They say experience is a good teacher, but the best student is someone who learns not just from their own experiences, but also from those of others around him
It was a genius who said that we don’t live long enough to learn everything we ought to from our mistakes, so unless we know how to learn from the ones that others make, we are bound to go through life less savvy than we could be. When it comes to business, most people value experience over education while some feel that education is the foundation on which experience builds success. Either way, experience is a key variable when you want to achieve professional success, so the wider and more varied your experiences, the better you’re able to steer your business in the right direction. So what are the right lessons you must learn through experience?
1. One man’s meat may or may not be another’s poison: The experience you go through may be the same, but how you use the lessons learned from the experience depends on you and you alone. For example, if you are in charge of a logistics operation and a key supplier failing you at a crucial stage makes things go wrong. A competitor in the same position may terminate their relationship with the supplier, but you cannot follow their lead blindly without considering its relevance in your situation. For one, if you are going to use their bad experience to learn a valuable lesson, you should have used the opportunity to strengthen the weakest and most crucial parts of your supply chain; and for another, terminating the relationship may be more detrimental to your company in the long run. So analyze your situation and do what needs to be done accordingly instead of doing exactly what others do.
2. You may scratch my back, but that does not mean I have to scratch yours: If you’ve done a good turn for someone, don’t be too sure that you can call in the favour when you need it. In the fiercely competitive business world, people look out for their own interests first. So even though you think you have earned sufficient goodwill, you must be prepared for the worst and not get complacent or expect that your good deed makes people obliged to you.
3. Things are not really what they seem to be: Don’t ever believe that everything is as it seems – there are layers beneath every surface, each of which you must be able to see through as you gain more experience. For example, the people you perceive as competition may not actually be a threat to your business. Rather, your competition could come from sources you consider highly unlikely to drive you out of business. You only have to look at Google as an example – it started out as a search engine a few years ago, but today, it is in direct competition with the cell phone industry and those who write operating systems for mobile phones. Its Android OS has the potential to eat into the market share that Windows and Symbian currently enjoy.

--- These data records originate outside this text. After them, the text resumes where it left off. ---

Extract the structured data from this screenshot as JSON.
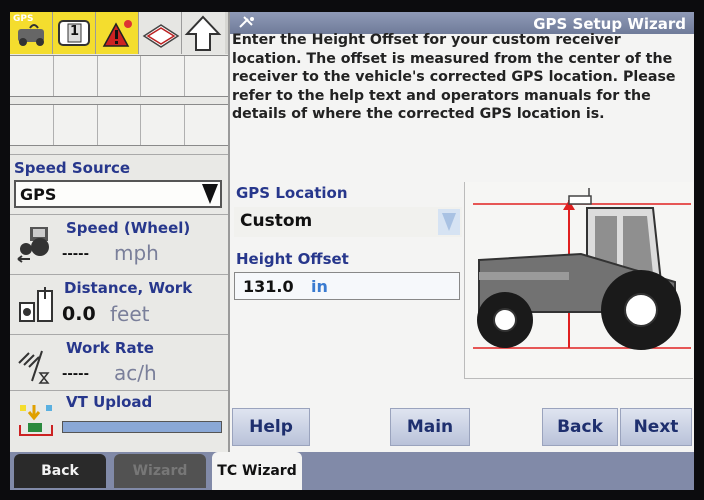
{
  "left_panel": {
    "gps_icon_text": "GPS",
    "slot_number": "1",
    "speed_source": {
      "label": "Speed Source",
      "value": "GPS"
    },
    "speed": {
      "label": "Speed (Wheel)",
      "value": "-----",
      "unit": "mph"
    },
    "distance": {
      "label": "Distance, Work",
      "value": "0.0",
      "unit": "feet"
    },
    "work_rate": {
      "label": "Work Rate",
      "value": "-----",
      "unit": "ac/h"
    },
    "vt_upload": {
      "label": "VT Upload",
      "progress": 1.0
    }
  },
  "wizard": {
    "title": "GPS Setup Wizard",
    "description": "Enter the Height Offset for your custom receiver location. The offset is measured from the center of the receiver to the vehicle's corrected GPS location. Please refer to the help text and operators manuals for the details of where the corrected GPS location is.",
    "gps_location": {
      "label": "GPS Location",
      "value": "Custom"
    },
    "height_offset": {
      "label": "Height Offset",
      "value": "131.0",
      "unit": "in"
    },
    "buttons": {
      "help": "Help",
      "main": "Main",
      "back": "Back",
      "next": "Next"
    }
  },
  "bottom_tabs": {
    "back": "Back",
    "wizard": "Wizard",
    "tc_wizard": "TC Wizard"
  },
  "colors": {
    "accent_blue": "#27378c",
    "titlebar": "#7c87a6",
    "indicator_yellow": "#f4dd2e",
    "guide_red": "#e02020"
  }
}
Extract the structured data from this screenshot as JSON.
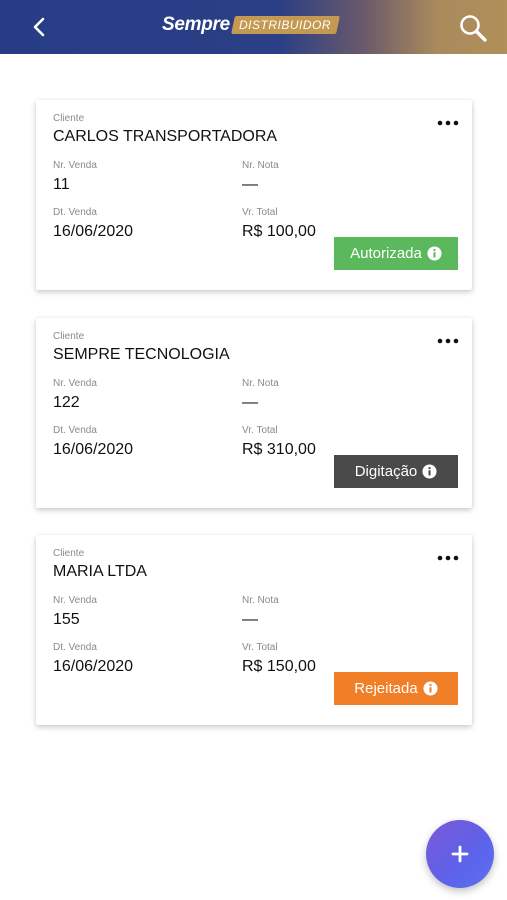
{
  "header": {
    "logo_main": "Sempre",
    "logo_tag": "DISTRIBUIDOR",
    "back_icon": "chevron-left-icon",
    "search_icon": "search-icon"
  },
  "labels": {
    "client": "Cliente",
    "sale_number": "Nr. Venda",
    "invoice_number": "Nr. Nota",
    "sale_date": "Dt. Venda",
    "total": "Vr. Total"
  },
  "orders": [
    {
      "client": "CARLOS TRANSPORTADORA",
      "sale_number": "11",
      "invoice_number": "—",
      "sale_date": "16/06/2020",
      "total": "R$ 100,00",
      "status": "Autorizada",
      "status_color": "#5cb85c"
    },
    {
      "client": "SEMPRE TECNOLOGIA",
      "sale_number": "122",
      "invoice_number": "—",
      "sale_date": "16/06/2020",
      "total": "R$ 310,00",
      "status": "Digitação",
      "status_color": "#4a4a4a"
    },
    {
      "client": "MARIA LTDA",
      "sale_number": "155",
      "invoice_number": "—",
      "sale_date": "16/06/2020",
      "total": "R$ 150,00",
      "status": "Rejeitada",
      "status_color": "#f07f27"
    }
  ],
  "fab": {
    "icon": "plus-icon"
  }
}
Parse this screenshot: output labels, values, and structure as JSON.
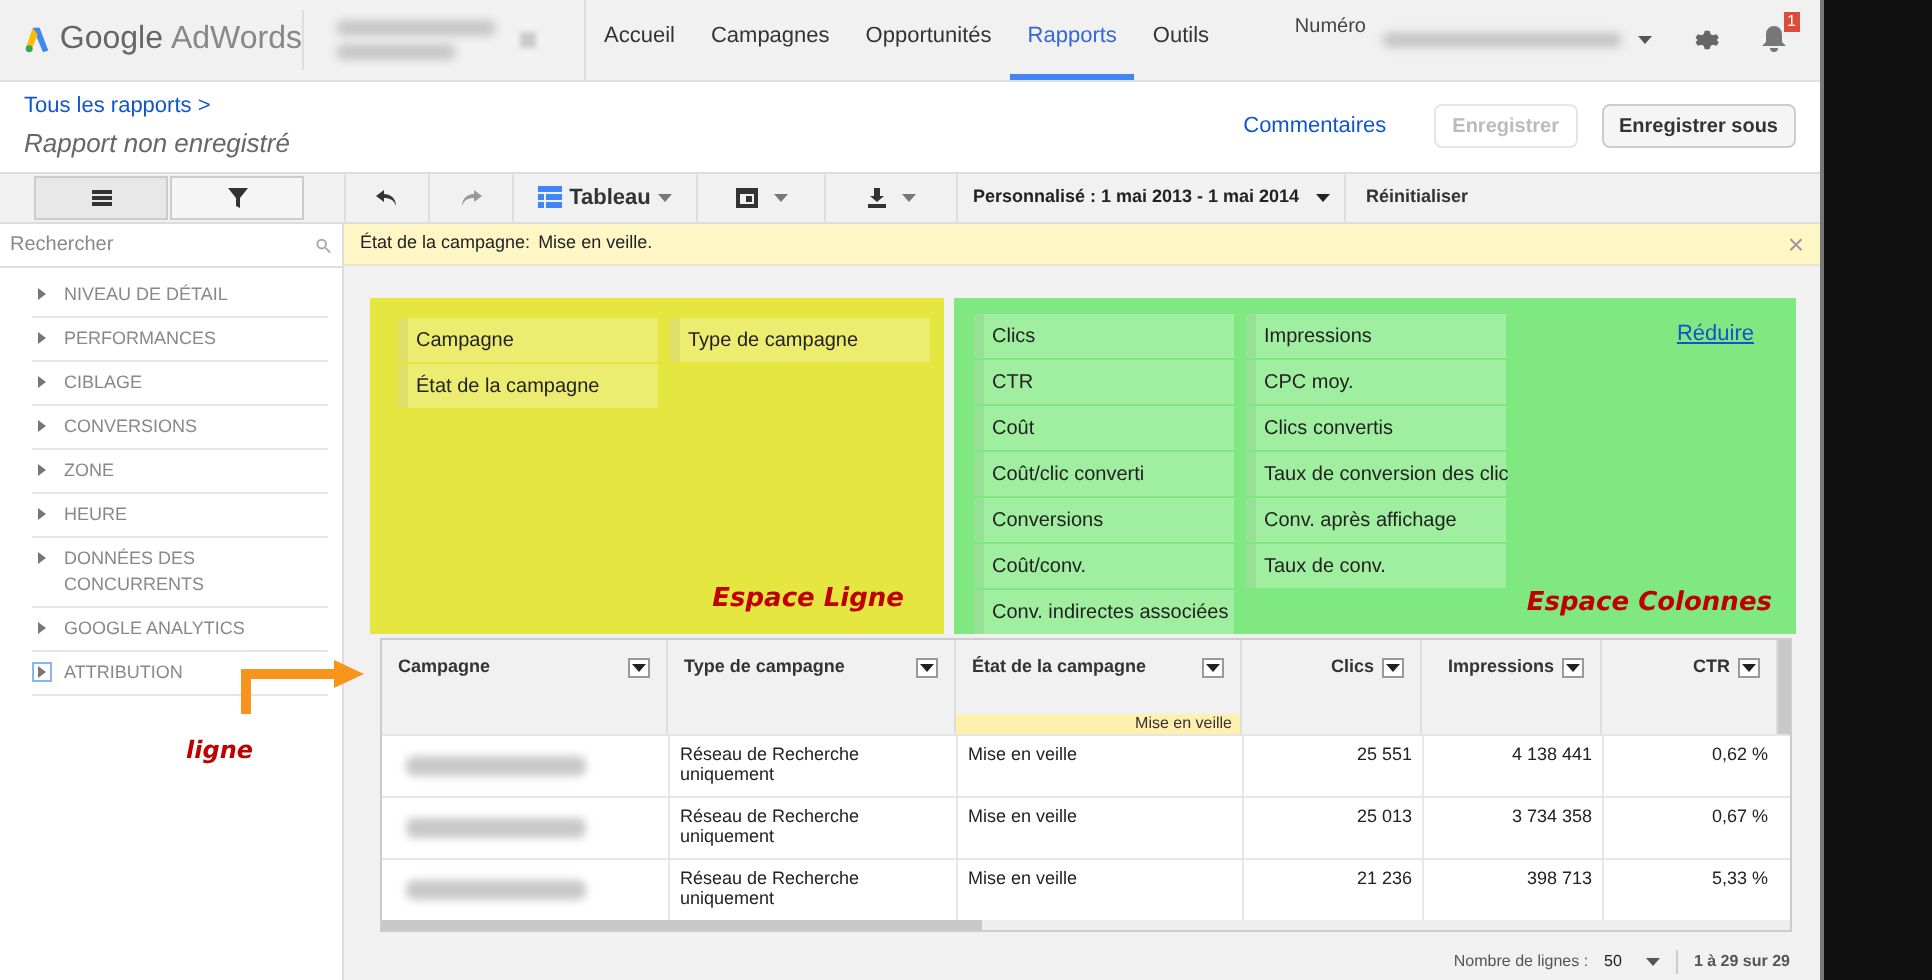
{
  "header": {
    "logo": {
      "brand": "Google",
      "product": "AdWords"
    },
    "nav": [
      {
        "label": "Accueil",
        "selected": false
      },
      {
        "label": "Campagnes",
        "selected": false
      },
      {
        "label": "Opportunités",
        "selected": false
      },
      {
        "label": "Rapports",
        "selected": true
      },
      {
        "label": "Outils",
        "selected": false
      }
    ],
    "account_label": "Numéro",
    "notification_badge": "1"
  },
  "report": {
    "breadcrumb": "Tous les rapports >",
    "title": "Rapport non enregistré",
    "feedback_link": "Commentaires",
    "buttons": [
      {
        "label": "Enregistrer",
        "disabled": true
      },
      {
        "label": "Enregistrer sous",
        "disabled": false
      }
    ]
  },
  "toolbar": {
    "view": "Tableau",
    "date_range": "Personnalisé : 1 mai 2013 - 1 mai 2014",
    "reset": "Réinitialiser"
  },
  "sidebar": {
    "search_placeholder": "Rechercher",
    "items": [
      {
        "label": "NIVEAU DE DÉTAIL",
        "focused": false
      },
      {
        "label": "PERFORMANCES",
        "focused": false
      },
      {
        "label": "CIBLAGE",
        "focused": false
      },
      {
        "label": "CONVERSIONS",
        "focused": false
      },
      {
        "label": "ZONE",
        "focused": false
      },
      {
        "label": "HEURE",
        "focused": false
      },
      {
        "label": "DONNÉES DES CONCURRENTS",
        "focused": false
      },
      {
        "label": "GOOGLE ANALYTICS",
        "focused": false
      },
      {
        "label": "ATTRIBUTION",
        "focused": true
      }
    ]
  },
  "banner": {
    "label": "État de la campagne:",
    "value": "Mise en veille.",
    "close": "×"
  },
  "row_space": {
    "annotation": "Espace Ligne",
    "chips": [
      [
        "Campagne",
        "État de la campagne"
      ],
      [
        "Type de campagne"
      ]
    ]
  },
  "column_space": {
    "annotation": "Espace Colonnes",
    "collapse_link": "Réduire",
    "chips": [
      [
        "Clics",
        "CTR",
        "Coût",
        "Coût/clic converti",
        "Conversions",
        "Coût/conv.",
        "Conv. indirectes associées"
      ],
      [
        "Impressions",
        "CPC moy.",
        "Clics convertis",
        "Taux de conversion des clic",
        "Conv. après affichage",
        "Taux de conv."
      ]
    ]
  },
  "table": {
    "columns": [
      {
        "label": "Campagne"
      },
      {
        "label": "Type de campagne"
      },
      {
        "label": "État de la campagne",
        "filter": "Mise en veille"
      },
      {
        "label": "Clics"
      },
      {
        "label": "Impressions"
      },
      {
        "label": "CTR"
      }
    ],
    "rows": [
      [
        "",
        "Réseau de Recherche uniquement",
        "Mise en veille",
        "25 551",
        "4 138 441",
        "0,62 %"
      ],
      [
        "",
        "Réseau de Recherche uniquement",
        "Mise en veille",
        "25 013",
        "3 734 358",
        "0,67 %"
      ],
      [
        "",
        "Réseau de Recherche uniquement",
        "Mise en veille",
        "21 236",
        "398 713",
        "5,33 %"
      ]
    ]
  },
  "footer": {
    "rows_label": "Nombre de lignes :",
    "rows_value": "50",
    "range": "1 à 29 sur 29"
  },
  "annotation": "ligne"
}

This guest post is contributed by Brenda Harris, who writes on the topic of executive mba programs . She can be reached at brenda.harris at gmail dot com.